SEATTLE, Wash. — KIMA-TV, Central Washington’s oldest television station and Yakima’s top-rated news broadcaster, will soon be owned by a Maryland company.
The station’s owner, Fisher Communications of Seattle, announced Thursday it will be acquired by Sinclair Broadcast Group of Hunt Valley, Md., in a $373 million cash deal.
That means KIMA and Yakima’s Univision affiliate, KUNW, and 18 other Fisher stations, including Seattle’s KOMO, will be owned by Sinclair.
In the short term, there won’t be any changes to the local station, said David Isaacs of the San Francisco office of Sard Verbinnen & Co., the public relations firm acting as a Fisher spokesman.
“Until the transaction closes, it’s business as usual at Fisher,” he said in an email. “All of our stations will continue to deliver the high quality programming and advertising solutions that are expected of us.”
He did not address the post-sale fate of KIMA or other stations. David Praga, general manager of KIMA and its sister station in the Tri-Cities, KEPR, referred questions to Seattle, which referred them to the public relations firm. A statement by Sinclair President and CEO David Smith indicated a desire to continue Fisher’s tradition of providing top local news, but the statement focused on larger-market stations.

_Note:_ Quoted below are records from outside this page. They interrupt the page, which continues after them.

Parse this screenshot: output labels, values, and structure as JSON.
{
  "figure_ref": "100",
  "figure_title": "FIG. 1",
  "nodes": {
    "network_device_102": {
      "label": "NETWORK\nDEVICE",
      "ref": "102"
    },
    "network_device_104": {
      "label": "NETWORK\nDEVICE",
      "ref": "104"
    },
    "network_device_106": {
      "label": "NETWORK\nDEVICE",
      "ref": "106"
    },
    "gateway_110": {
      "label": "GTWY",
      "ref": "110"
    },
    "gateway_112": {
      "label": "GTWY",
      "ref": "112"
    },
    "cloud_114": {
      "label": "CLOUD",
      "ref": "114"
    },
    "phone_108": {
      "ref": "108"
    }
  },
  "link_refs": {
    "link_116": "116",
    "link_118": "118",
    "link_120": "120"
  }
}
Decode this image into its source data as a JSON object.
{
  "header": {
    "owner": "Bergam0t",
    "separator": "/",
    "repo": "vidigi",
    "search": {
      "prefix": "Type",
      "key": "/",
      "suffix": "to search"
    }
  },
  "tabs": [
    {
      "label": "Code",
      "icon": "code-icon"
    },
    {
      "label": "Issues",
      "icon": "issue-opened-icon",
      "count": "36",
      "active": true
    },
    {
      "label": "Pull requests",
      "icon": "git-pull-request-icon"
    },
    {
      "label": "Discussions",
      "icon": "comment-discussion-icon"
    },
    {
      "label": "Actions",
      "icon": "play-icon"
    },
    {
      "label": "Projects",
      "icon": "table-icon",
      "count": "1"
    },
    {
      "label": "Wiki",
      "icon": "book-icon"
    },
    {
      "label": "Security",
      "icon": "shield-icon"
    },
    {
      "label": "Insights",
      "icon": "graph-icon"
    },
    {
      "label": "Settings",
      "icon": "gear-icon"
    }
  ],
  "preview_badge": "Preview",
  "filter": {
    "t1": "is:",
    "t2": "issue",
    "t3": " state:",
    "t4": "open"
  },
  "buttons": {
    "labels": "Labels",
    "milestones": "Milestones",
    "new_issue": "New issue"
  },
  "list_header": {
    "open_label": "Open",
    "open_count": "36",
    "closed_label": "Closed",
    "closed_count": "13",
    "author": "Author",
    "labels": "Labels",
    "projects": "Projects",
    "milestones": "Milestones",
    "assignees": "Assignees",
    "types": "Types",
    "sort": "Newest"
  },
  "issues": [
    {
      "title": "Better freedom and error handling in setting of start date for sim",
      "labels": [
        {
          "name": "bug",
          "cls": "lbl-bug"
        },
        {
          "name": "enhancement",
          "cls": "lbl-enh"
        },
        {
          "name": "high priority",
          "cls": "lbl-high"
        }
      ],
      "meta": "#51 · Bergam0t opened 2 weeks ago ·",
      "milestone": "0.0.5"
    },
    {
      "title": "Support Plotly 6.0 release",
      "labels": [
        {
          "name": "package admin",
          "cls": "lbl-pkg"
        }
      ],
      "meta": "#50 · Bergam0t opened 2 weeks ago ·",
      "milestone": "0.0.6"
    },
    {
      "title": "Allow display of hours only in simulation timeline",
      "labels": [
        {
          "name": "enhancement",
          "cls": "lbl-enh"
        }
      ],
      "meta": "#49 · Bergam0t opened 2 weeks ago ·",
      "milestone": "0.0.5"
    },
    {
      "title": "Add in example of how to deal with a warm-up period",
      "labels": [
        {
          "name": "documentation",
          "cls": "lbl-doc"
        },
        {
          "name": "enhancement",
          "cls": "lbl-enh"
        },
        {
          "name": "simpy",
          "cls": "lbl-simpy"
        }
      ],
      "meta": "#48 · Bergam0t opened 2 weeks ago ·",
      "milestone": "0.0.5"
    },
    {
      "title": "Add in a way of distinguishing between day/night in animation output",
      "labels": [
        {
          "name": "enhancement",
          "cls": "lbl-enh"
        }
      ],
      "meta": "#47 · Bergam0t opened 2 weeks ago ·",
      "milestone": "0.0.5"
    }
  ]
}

“We are excited to acquire Fisher and expand our coverage westward, especially in the two key markets of Seattle and Portland,” a news release on the sale quoted Smith as saying. “Started in 1910, Fisher’s history of operating television and radio stations in the northwest corner of the U.S. has played an important role in its communities and in producing high-quality local news. We look forward to expanding upon those traditions and improving the cash flow of the stations through the benefits that come with our scale.”
Yakima is the country’s 122nd largest TV market, according to the Nielsen Co. Seattle is 12th and Portland is 22nd.
KIMA became Central Washington’s first television station when it went on the air in 1953 and now has the only locally produced news shows in Yakima. Yakima’s two other major network affiliates now base their newscasts out of the Tri-Cities.
KIMA was founded by Yakima’s Cascade Broadcasting Co. Disney-affiliated Retlaw Broadcasting Corp. of North Hollywood bought the station in 1987 along with KEPR of the Tri-Cities and KLEW of Lewiston, Idaho, for a combined $17 million. Fisher announced in 1998 that it was buying KIMA and 10 other stations from Retlaw for $215 million, a deal that was finalized in 1999. At the time, that deal was hailed for putting KIMA back in the hands of a Northwest company.
Fisher has long been reported to be under pressure from major shareholders to find a buyer, and announced in January it had hired advisers to explore its options. The company said the transaction, which will pay shareholders $41 for each Fisher share, represents a 44 percent premium to its stock price in early January.
“Sinclair is the largest independent TV broadcaster in the country, and we believe its commitment to the industry — along with its greater scale and sizable resources — will provide our stations, team members and business partners with new opportunities to flourish,” Colleen B. Brown, Fisher’s President and CEO, said in a news release.
The deal is subject to Federal Communications Commission approval. But if it goes through — and if Sinclair’s announced purchases of 18 Barrington Broadcasting and four COX Media Group stations are finalized — Sinclair will own, operate, program or provide sales services to 134 television stations in 69 markets.
• The spelling of the last name of David Praga, general manager of KIMA and KEPR, has been corrected in this article.